Central senior teaches English to students abroad


Joey Rubas, Staff Writer

When Naperville Central senior Harvey Wang moved to the United States in fifth grade, he faced the challenge of not only attending a new school, but also speaking a new language. Wang grew up all the way on the other side of the world in China. 

“First through fourth grade, I went to a public elementary school in Beijing,” Wang said. “We started learning English in first grade. The teacher there wasn’t exactly the best. She had a heavy accent. And some of the grammar she taught was incorrect. Just before we moved to the U.S., I started taking English lessons one on one with foreigners. From that experience, I learned a lot more than I could in the classroom.” 

In July, 2019, Wang decided to use his experiences to pay it forward by joining the Education for All Foundation, or EFA. The non-profit  teaches English to impoverished children in rural China. It was founded in 2018 after the organization’s founders realized the severity of education inadequacy after a mission trip.

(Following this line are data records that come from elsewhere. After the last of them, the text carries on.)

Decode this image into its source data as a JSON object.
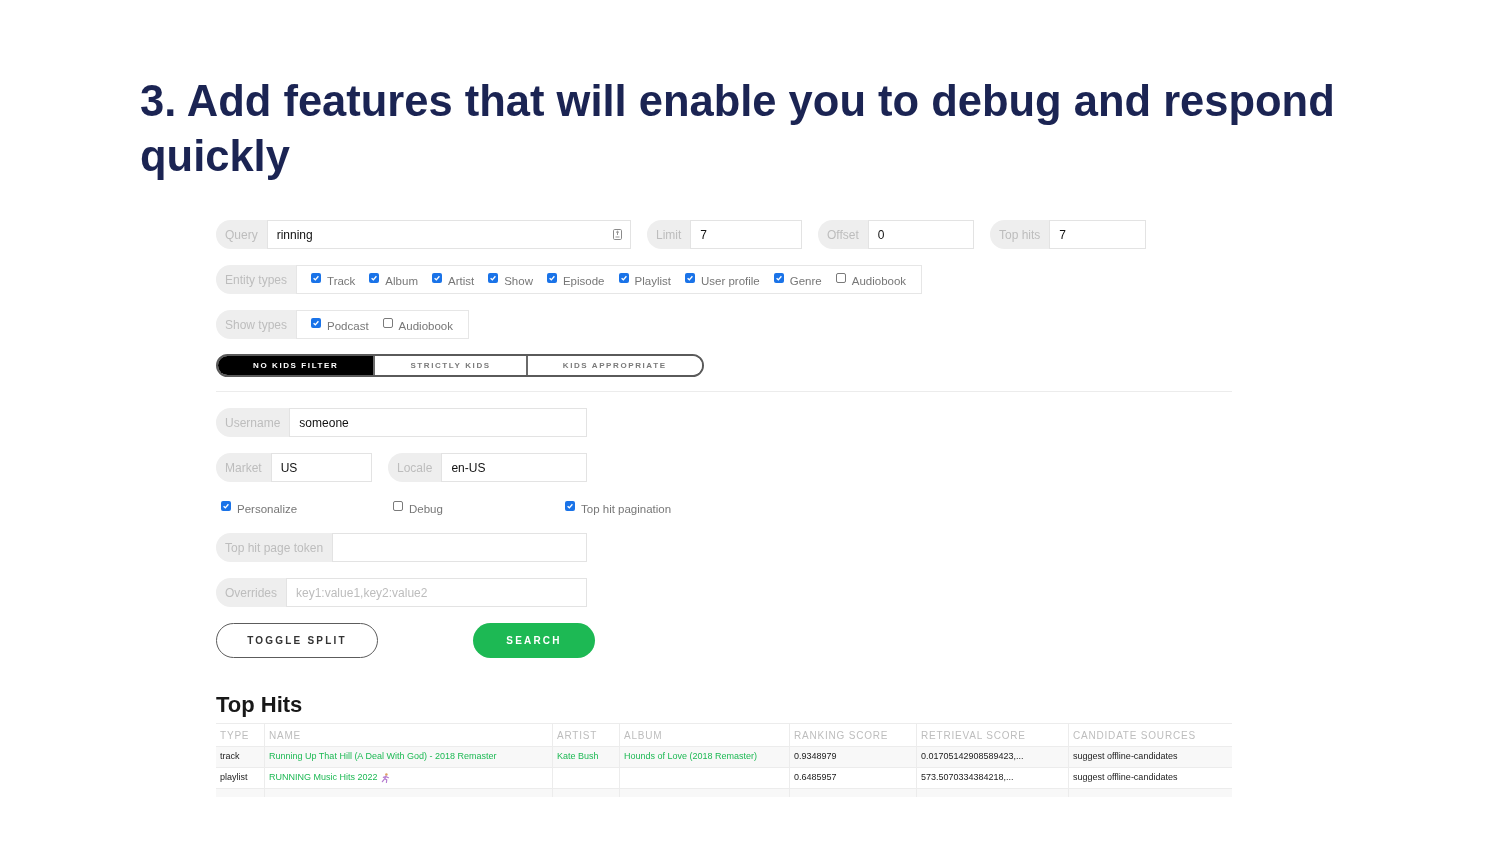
{
  "slide": {
    "title": "3. Add features that will enable you to debug and respond quickly"
  },
  "search_form": {
    "query": {
      "label": "Query",
      "value": "rinning"
    },
    "limit": {
      "label": "Limit",
      "value": "7"
    },
    "offset": {
      "label": "Offset",
      "value": "0"
    },
    "top_hits": {
      "label": "Top hits",
      "value": "7"
    },
    "entity_types": {
      "label": "Entity types",
      "options": [
        {
          "label": "Track",
          "checked": true
        },
        {
          "label": "Album",
          "checked": true
        },
        {
          "label": "Artist",
          "checked": true
        },
        {
          "label": "Show",
          "checked": true
        },
        {
          "label": "Episode",
          "checked": true
        },
        {
          "label": "Playlist",
          "checked": true
        },
        {
          "label": "User profile",
          "checked": true
        },
        {
          "label": "Genre",
          "checked": true
        },
        {
          "label": "Audiobook",
          "checked": false
        }
      ]
    },
    "show_types": {
      "label": "Show types",
      "options": [
        {
          "label": "Podcast",
          "checked": true
        },
        {
          "label": "Audiobook",
          "checked": false
        }
      ]
    },
    "kids_filter": [
      {
        "label": "NO KIDS FILTER",
        "selected": true
      },
      {
        "label": "STRICTLY KIDS",
        "selected": false
      },
      {
        "label": "KIDS APPROPRIATE",
        "selected": false
      }
    ],
    "username": {
      "label": "Username",
      "value": "someone"
    },
    "market": {
      "label": "Market",
      "value": "US"
    },
    "locale": {
      "label": "Locale",
      "value": "en-US"
    },
    "flags": [
      {
        "label": "Personalize",
        "checked": true
      },
      {
        "label": "Debug",
        "checked": false
      },
      {
        "label": "Top hit pagination",
        "checked": true
      }
    ],
    "top_hit_page_token": {
      "label": "Top hit page token"
    },
    "overrides": {
      "label": "Overrides",
      "placeholder": "key1:value1,key2:value2"
    },
    "buttons": [
      {
        "label": "TOGGLE SPLIT",
        "kind": "outline"
      },
      {
        "label": "SEARCH",
        "kind": "primary"
      }
    ]
  },
  "results": {
    "title": "Top Hits",
    "columns": [
      "TYPE",
      "NAME",
      "ARTIST",
      "ALBUM",
      "RANKING SCORE",
      "RETRIEVAL SCORE",
      "CANDIDATE SOURCES"
    ],
    "rows": [
      {
        "type": "track",
        "name": "Running Up That Hill (A Deal With God) - 2018 Remaster",
        "runner_emoji": false,
        "artist": "Kate Bush",
        "album": "Hounds of Love (2018 Remaster)",
        "ranking_score": "0.9348979",
        "retrieval_score": "0.01705142908589423,...",
        "candidate_sources": "suggest offline-candidates"
      },
      {
        "type": "playlist",
        "name": "RUNNING Music Hits 2022",
        "runner_emoji": true,
        "ranking_score": "0.6485957",
        "retrieval_score": "573.5070334384218,...",
        "candidate_sources": "suggest offline-candidates"
      }
    ]
  }
}
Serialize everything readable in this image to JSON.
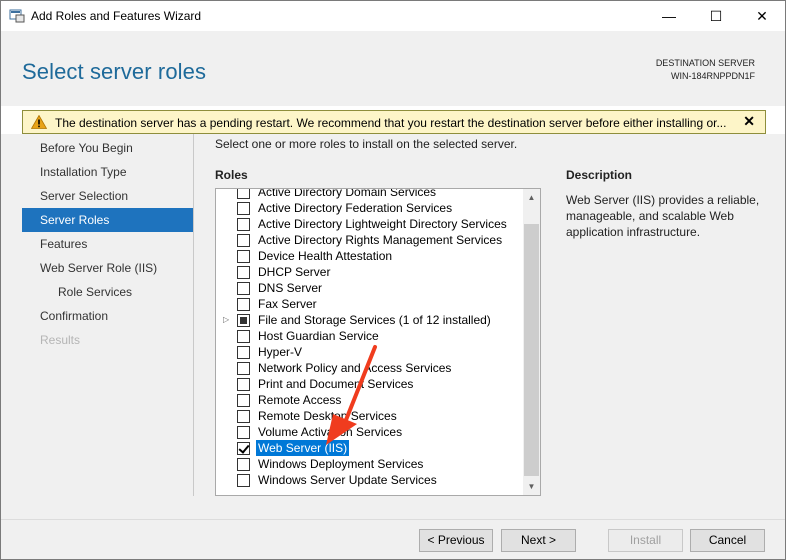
{
  "window": {
    "title": "Add Roles and Features Wizard",
    "minimize": "—",
    "maximize": "☐",
    "close": "✕"
  },
  "header": {
    "page_title": "Select server roles",
    "dest_label": "DESTINATION SERVER",
    "dest_value": "WIN-184RNPPDN1F"
  },
  "warning": {
    "text": "The destination server has a pending restart. We recommend that you restart the destination server before either installing or...",
    "close": "✕",
    "icon": "warning-icon"
  },
  "nav": {
    "items": [
      {
        "label": "Before You Begin",
        "state": "normal"
      },
      {
        "label": "Installation Type",
        "state": "normal"
      },
      {
        "label": "Server Selection",
        "state": "normal"
      },
      {
        "label": "Server Roles",
        "state": "active"
      },
      {
        "label": "Features",
        "state": "normal"
      },
      {
        "label": "Web Server Role (IIS)",
        "state": "normal"
      },
      {
        "label": "Role Services",
        "state": "sub"
      },
      {
        "label": "Confirmation",
        "state": "normal"
      },
      {
        "label": "Results",
        "state": "disabled"
      }
    ]
  },
  "main": {
    "instruction": "Select one or more roles to install on the selected server.",
    "roles_label": "Roles",
    "roles": [
      {
        "label": "Active Directory Domain Services",
        "state": "unchecked"
      },
      {
        "label": "Active Directory Federation Services",
        "state": "unchecked"
      },
      {
        "label": "Active Directory Lightweight Directory Services",
        "state": "unchecked"
      },
      {
        "label": "Active Directory Rights Management Services",
        "state": "unchecked"
      },
      {
        "label": "Device Health Attestation",
        "state": "unchecked"
      },
      {
        "label": "DHCP Server",
        "state": "unchecked"
      },
      {
        "label": "DNS Server",
        "state": "unchecked"
      },
      {
        "label": "Fax Server",
        "state": "unchecked"
      },
      {
        "label": "File and Storage Services (1 of 12 installed)",
        "state": "partial",
        "expandable": true
      },
      {
        "label": "Host Guardian Service",
        "state": "unchecked"
      },
      {
        "label": "Hyper-V",
        "state": "unchecked"
      },
      {
        "label": "Network Policy and Access Services",
        "state": "unchecked"
      },
      {
        "label": "Print and Document Services",
        "state": "unchecked"
      },
      {
        "label": "Remote Access",
        "state": "unchecked"
      },
      {
        "label": "Remote Desktop Services",
        "state": "unchecked"
      },
      {
        "label": "Volume Activation Services",
        "state": "unchecked"
      },
      {
        "label": "Web Server (IIS)",
        "state": "checked",
        "selected": true
      },
      {
        "label": "Windows Deployment Services",
        "state": "unchecked"
      },
      {
        "label": "Windows Server Update Services",
        "state": "unchecked"
      }
    ],
    "description_title": "Description",
    "description_text": "Web Server (IIS) provides a reliable, manageable, and scalable Web application infrastructure."
  },
  "footer": {
    "previous_label": "< Previous",
    "next_label": "Next >",
    "install_label": "Install",
    "cancel_label": "Cancel"
  },
  "colors": {
    "accent": "#1e73be",
    "title_blue": "#1e6a9a",
    "warning_bg": "#fdf5c8",
    "annotation_arrow": "#f03c1e"
  }
}
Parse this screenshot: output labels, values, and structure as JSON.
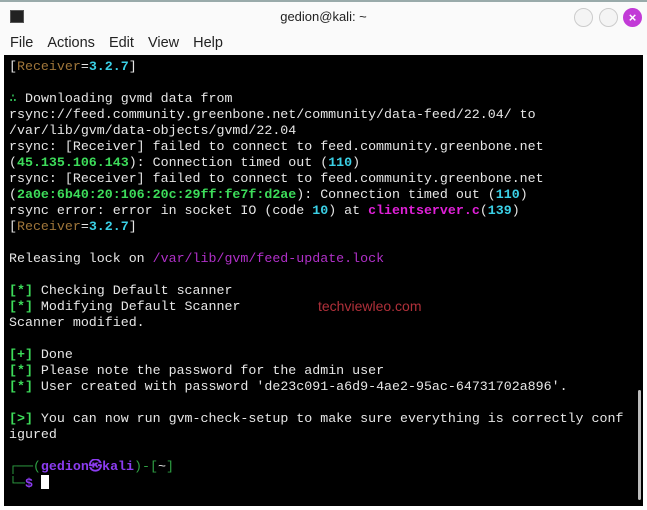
{
  "window": {
    "title": "gedion@kali: ~",
    "close_glyph": "×"
  },
  "menu": [
    "File",
    "Actions",
    "Edit",
    "View",
    "Help"
  ],
  "watermark": "techviewleo.com",
  "terminal": {
    "lines": [
      [
        [
          "",
          "["
        ],
        [
          "rcv",
          "Receiver"
        ],
        [
          "",
          "="
        ],
        [
          "cy",
          "3.2.7"
        ],
        [
          "",
          "]"
        ]
      ],
      [],
      [
        [
          "gn",
          "∴ "
        ],
        [
          "",
          "Downloading gvmd data from"
        ]
      ],
      [
        [
          "",
          "rsync://feed.community.greenbone.net/community/data-feed/22.04/ to"
        ]
      ],
      [
        [
          "",
          "/var/lib/gvm/data-objects/gvmd/22.04"
        ]
      ],
      [
        [
          "",
          "rsync: [Receiver] failed to connect to feed.community.greenbone.net"
        ]
      ],
      [
        [
          "",
          "("
        ],
        [
          "gr",
          "45.135.106.143"
        ],
        [
          "",
          "): Connection timed out ("
        ],
        [
          "cy",
          "110"
        ],
        [
          "",
          ")"
        ]
      ],
      [
        [
          "",
          "rsync: [Receiver] failed to connect to feed.community.greenbone.net"
        ]
      ],
      [
        [
          "",
          "("
        ],
        [
          "gr",
          "2a0e:6b40:20:106:20c:29ff:fe7f:d2ae"
        ],
        [
          "",
          "): Connection timed out ("
        ],
        [
          "cy",
          "110"
        ],
        [
          "",
          ")"
        ]
      ],
      [
        [
          "",
          "rsync error: error in socket IO (code "
        ],
        [
          "cy",
          "10"
        ],
        [
          "",
          ") at "
        ],
        [
          "mg",
          "clientserver.c"
        ],
        [
          "",
          "("
        ],
        [
          "cy",
          "139"
        ],
        [
          "",
          ")"
        ]
      ],
      [
        [
          "",
          "["
        ],
        [
          "rcv",
          "Receiver"
        ],
        [
          "",
          "="
        ],
        [
          "cy",
          "3.2.7"
        ],
        [
          "",
          "]"
        ]
      ],
      [],
      [
        [
          "",
          "Releasing lock on "
        ],
        [
          "pp",
          "/var/lib/gvm/feed-update.lock"
        ]
      ],
      [],
      [
        [
          "gr",
          "[*]"
        ],
        [
          "",
          " Checking Default scanner"
        ]
      ],
      [
        [
          "gr",
          "[*]"
        ],
        [
          "",
          " Modifying Default Scanner"
        ]
      ],
      [
        [
          "",
          "Scanner modified."
        ]
      ],
      [],
      [
        [
          "gr",
          "[+]"
        ],
        [
          "",
          " Done"
        ]
      ],
      [
        [
          "gr",
          "[*]"
        ],
        [
          "",
          " Please note the password for the admin user"
        ]
      ],
      [
        [
          "gr",
          "[*]"
        ],
        [
          "",
          " User created with password 'de23c091-a6d9-4ae2-95ac-64731702a896'."
        ]
      ],
      [],
      [
        [
          "gr",
          "[>]"
        ],
        [
          "",
          " You can now run gvm-check-setup to make sure everything is correctly conf"
        ]
      ],
      [
        [
          "",
          "igured"
        ]
      ],
      [],
      [
        [
          "gd",
          "┌──("
        ],
        [
          "pu",
          "gedion㉿kali"
        ],
        [
          "gd",
          ")-["
        ],
        [
          "",
          "~"
        ],
        [
          "gd",
          "]"
        ]
      ],
      [
        [
          "gd",
          "└─"
        ],
        [
          "pu",
          "$ "
        ]
      ]
    ]
  }
}
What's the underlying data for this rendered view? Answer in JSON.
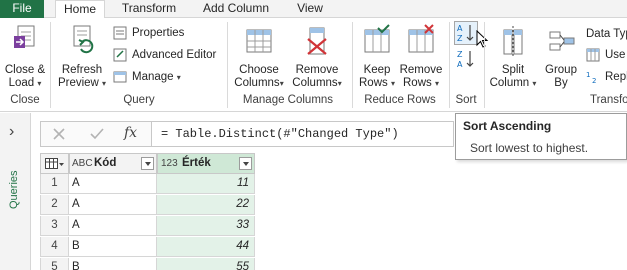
{
  "tabs": {
    "file": "File",
    "home": "Home",
    "transform": "Transform",
    "add_column": "Add Column",
    "view": "View"
  },
  "ribbon": {
    "close_load_line1": "Close &",
    "close_load_line2": "Load",
    "close_group": "Close",
    "refresh_line1": "Refresh",
    "refresh_line2": "Preview",
    "properties": "Properties",
    "advanced_editor": "Advanced Editor",
    "manage": "Manage",
    "query_group": "Query",
    "choose_line1": "Choose",
    "choose_line2": "Columns",
    "remove_cols_line1": "Remove",
    "remove_cols_line2": "Columns",
    "manage_columns_group": "Manage Columns",
    "keep_line1": "Keep",
    "keep_line2": "Rows",
    "remove_rows_line1": "Remove",
    "remove_rows_line2": "Rows",
    "reduce_rows_group": "Reduce Rows",
    "sort_group": "Sort",
    "split_line1": "Split",
    "split_line2": "Column",
    "group_line1": "Group",
    "group_line2": "By",
    "data_type": "Data Typ",
    "use": "Use",
    "repl": "Repl",
    "transform_group": "Transfo"
  },
  "formula_bar": {
    "fx": "fx",
    "formula": "= Table.Distinct(#\"Changed Type\")"
  },
  "tooltip": {
    "title": "Sort Ascending",
    "description": "Sort lowest to highest."
  },
  "queries_pane": {
    "label": "Queries",
    "expand": "›"
  },
  "grid": {
    "columns": [
      {
        "type_icon": "ABC",
        "name": "Kód"
      },
      {
        "type_icon": "123",
        "name": "Érték"
      }
    ],
    "rows": [
      {
        "num": "1",
        "kod": "A",
        "ertek": "11"
      },
      {
        "num": "2",
        "kod": "A",
        "ertek": "22"
      },
      {
        "num": "3",
        "kod": "A",
        "ertek": "33"
      },
      {
        "num": "4",
        "kod": "B",
        "ertek": "44"
      },
      {
        "num": "5",
        "kod": "B",
        "ertek": "55"
      }
    ]
  },
  "colors": {
    "accent": "#217346",
    "selected_column": "#e3f2e8"
  }
}
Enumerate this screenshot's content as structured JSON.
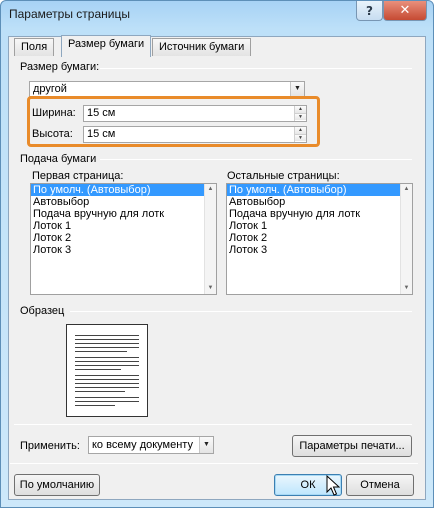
{
  "window": {
    "title": "Параметры страницы",
    "help": "?",
    "close": "✕"
  },
  "tabs": [
    {
      "label": "Поля",
      "active": false
    },
    {
      "label": "Размер бумаги",
      "active": true
    },
    {
      "label": "Источник бумаги",
      "active": false
    }
  ],
  "paper_size": {
    "section_label": "Размер бумаги:",
    "selected": "другой",
    "width_label": "Ширина:",
    "width_value": "15 см",
    "height_label": "Высота:",
    "height_value": "15 см"
  },
  "paper_source": {
    "section_label": "Подача бумаги",
    "first_page_label": "Первая страница:",
    "other_pages_label": "Остальные страницы:",
    "first_page_items": [
      "По умолч. (Автовыбор)",
      "Автовыбор",
      "Подача вручную для лотк",
      "Лоток 1",
      "Лоток 2",
      "Лоток 3"
    ],
    "other_pages_items": [
      "По умолч. (Автовыбор)",
      "Автовыбор",
      "Подача вручную для лотк",
      "Лоток 1",
      "Лоток 2",
      "Лоток 3"
    ],
    "first_page_selected": "По умолч. (Автовыбор)",
    "other_pages_selected": "По умолч. (Автовыбор)"
  },
  "preview": {
    "section_label": "Образец"
  },
  "apply": {
    "label": "Применить:",
    "value": "ко всему документу",
    "print_options_button": "Параметры печати..."
  },
  "footer": {
    "default_button": "По умолчанию",
    "ok_button": "ОК",
    "cancel_button": "Отмена"
  },
  "colors": {
    "highlight": "#e98b2a",
    "selection": "#3399ff"
  }
}
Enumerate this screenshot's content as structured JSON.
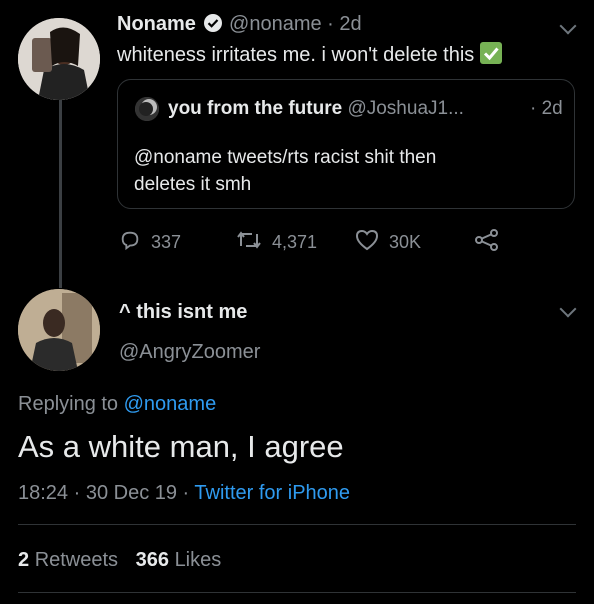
{
  "tweet1": {
    "name": "Noname",
    "handle": "@noname",
    "time": "· 2d",
    "text": "whiteness irritates me. i won't delete this",
    "check_emoji": "✅",
    "quote": {
      "name": "you from the future",
      "handle": "@JoshuaJ1...",
      "time": "· 2d",
      "text_line1": "@noname tweets/rts racist shit then",
      "text_line2": "deletes it smh"
    },
    "actions": {
      "replies": "337",
      "retweets": "4,371",
      "likes": "30K"
    }
  },
  "tweet2": {
    "name": "^ this isnt me",
    "handle": "@AngryZoomer",
    "replying_prefix": "Replying to",
    "replying_handle": "@noname",
    "text": "As a white man, I agree",
    "timestamp": "18:24 · 30 Dec 19 ·",
    "source": "Twitter for iPhone",
    "retweets_count": "2",
    "retweets_label": "Retweets",
    "likes_count": "366",
    "likes_label": "Likes"
  },
  "colors": {
    "background": "#000000",
    "link": "#2f9bf0",
    "verified": "#e7e9ea"
  }
}
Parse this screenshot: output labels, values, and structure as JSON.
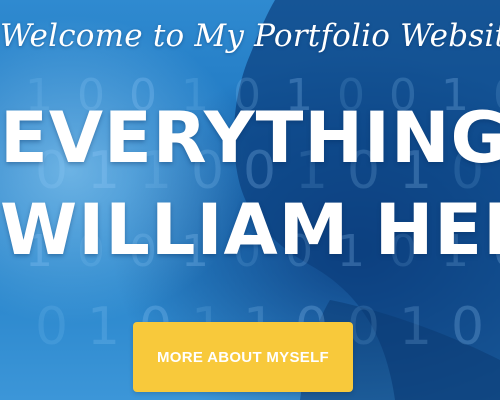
{
  "hero": {
    "welcome_text": "Welcome to My Portfolio Website!",
    "headline_line1": "EVERYTHING ABOUT",
    "headline_line2": "WILLIAM HERE",
    "cta_label": "MORE ABOUT MYSELF"
  },
  "theme": {
    "background": "#1f78c2",
    "accent": "#f8c93b",
    "text": "#ffffff"
  },
  "background_pattern": {
    "digits": [
      "1",
      "0",
      "0",
      "1",
      "0",
      "1",
      "0",
      "0",
      "1",
      "0",
      "0",
      "1",
      "1",
      "0",
      "0",
      "1",
      "0",
      "1",
      "0",
      "1",
      "1",
      "0",
      "0",
      "1",
      "0",
      "0",
      "1",
      "0",
      "1",
      "0",
      "0",
      "1",
      "0",
      "1",
      "1",
      "0",
      "0",
      "1",
      "0",
      "1"
    ]
  }
}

Wang now serves as the education department executive. 

“My job at the start included teaching lessons, designing lessons and working with local teachers,” Wang said. “I was also heavily involved in the team building process. I first created a separate region with our co-founders on elementary school ESL, English as a second language, based on a local Chinese textbook and our own experiences learning English. 

As Wang gained more experience, he has focused his efforts on making learning more effective and fun.

“We try to do a lot of activities, games and lessons. And we have created PowerPoint slides, interactive videos for grades one through seven based off textbooks, and these can all be found online and shared with our local schools.”

The organization has now taught over 1,400 students all across rural China. Naperville Central senior Anna Chi, who worked on the EFA’s promotional team, said Wang has been a huge part of this success.

“His organization has been very impactful in getting students to be more on par with their urban counterparts,” Chi said. “They don’t really have access to English education at all in the rural areas of China. This education is really beneficial for them and you can really see it in their growth and progression. Some classes that are  learning the ABCs but then there’s other classes that are having full sentences and learning new words.  I think there’s a really big impact on these students.”

All together, Wang is grateful for the experiences he’s had through the EFA.

“I feel very blessed to be able to meet so many amazing volunteers around the world through this organization, my organization,” Wang said. “And just talking with these volunteers, I’ve really opened my eyes to how, although we all come from different places across the world, we’re all passionate about helping others. Even during a tough time by the pandemic, they’re still looking for that opportunity to use their gifts for someone else.”